During the 1880s, Joseph B. Walker began to push what was then a radical idea: government purchase of private lands in the White Mountains to create a “public forest.” In an address to the Fish and Game League, he suggested, “the purchase, at low and established prices, by the state, of some of the denuded areas recently cut over, to be held and managed hereafter as public forests.” In 1892, the same year New York created a park in the Adirondacks, Walker asked New Hampshire to accept donations of land for preservation. But, hampered by a lack of funding, the state legislature did little: it passed a few forestry laws, created some temporary forestry commissions, and, in 1893, established a permanent forestry commission.
The value of the New Hampshire timber harvest doubled in the 1890s. In an 1893 article in the Atlantic Monthly, Julius H. Ward wrote that there had been a:
frightful slaughter of forest, the trees cut off entirely … and that what ought to be enchanting scenery along a great railway has been ruthlessly laid waste by the lumbermen and by fire.
The argument seemed to be that the state could either promote tourism or promote timber and pulp interests. “It is plain that in the future, if these great domains are to be maintained in their substantial integrity and wholeness, there must be some other arrangement for their protection and preservation than now exists, so that the charm of the region as a great national park may not be lost, and the rights of private owners, who have purchased this property in good faith and are entitled to revenues from it, may be preserved. The question is, What shall this protection be? and it is more easily asked than answered.”
Pushing voluntary cooperation for forest management had minimal impact. Urging the state to buy the region would not work; the state could not afford to purchase even a small portion of the White Mountains. Congress refused to consider creating a national park.
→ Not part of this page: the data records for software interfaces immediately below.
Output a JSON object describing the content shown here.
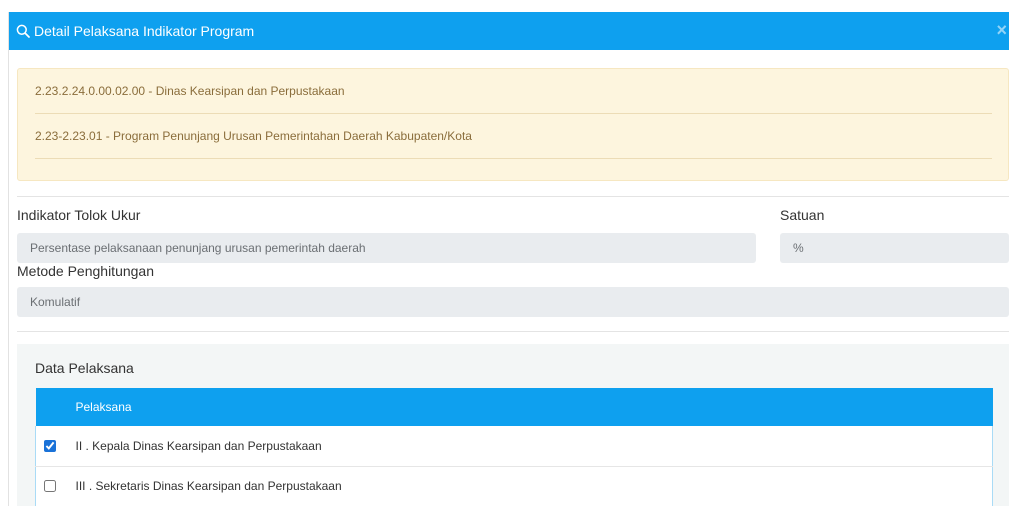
{
  "theme": {
    "primary": "#0ea0ef",
    "alert_bg": "#fdf5de",
    "alert_text": "#8a6d3b",
    "panel_bg": "#f3f6f6",
    "checkbox": "#1a72d8"
  },
  "modal": {
    "title": "Detail Pelaksana Indikator Program",
    "title_icon": "search-icon",
    "close_label": "×"
  },
  "info": {
    "unit": "2.23.2.24.0.00.02.00 - Dinas Kearsipan dan Perpustakaan",
    "program": "2.23-2.23.01 - Program Penunjang Urusan Pemerintahan Daerah Kabupaten/Kota"
  },
  "form": {
    "indikator": {
      "label": "Indikator Tolok Ukur",
      "value": "Persentase pelaksanaan penunjang urusan pemerintah daerah"
    },
    "satuan": {
      "label": "Satuan",
      "value": "%"
    },
    "metode": {
      "label": "Metode Penghitungan",
      "value": "Komulatif"
    }
  },
  "pelaksana": {
    "title": "Data Pelaksana",
    "column": "Pelaksana",
    "rows": [
      {
        "label": "II . Kepala Dinas Kearsipan dan Perpustakaan",
        "checked": true
      },
      {
        "label": "III . Sekretaris Dinas Kearsipan dan Perpustakaan",
        "checked": false
      }
    ]
  }
}
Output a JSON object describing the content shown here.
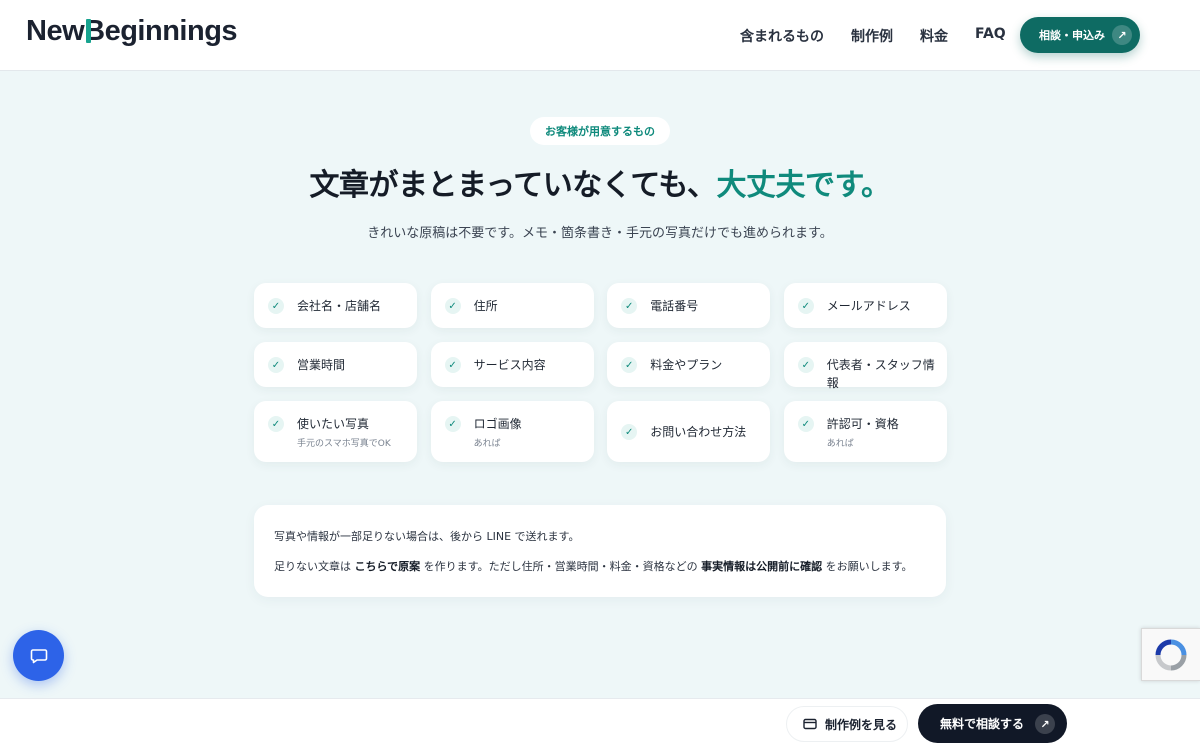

In 1892, North Carolina geologist Joseph A. Holmes offered a new idea: instead of a park, why not create eastern national forests to match the new western ones? New Englanders agreed. “The demand exists that the White Mountain region shall be in some way regarded as public property…. New Hampshire enjoys the unique distinction of having a domain which nature has pointed out for a great public park; not a sportsman’s preserve… but a people’s hunting and tramping ground, where the domain is as free as the air, and where every American feels that the endowments of nature are as permanent and secure as the Constitution.” But was it constitutional for the national government to purchase private forest lands for public purposes?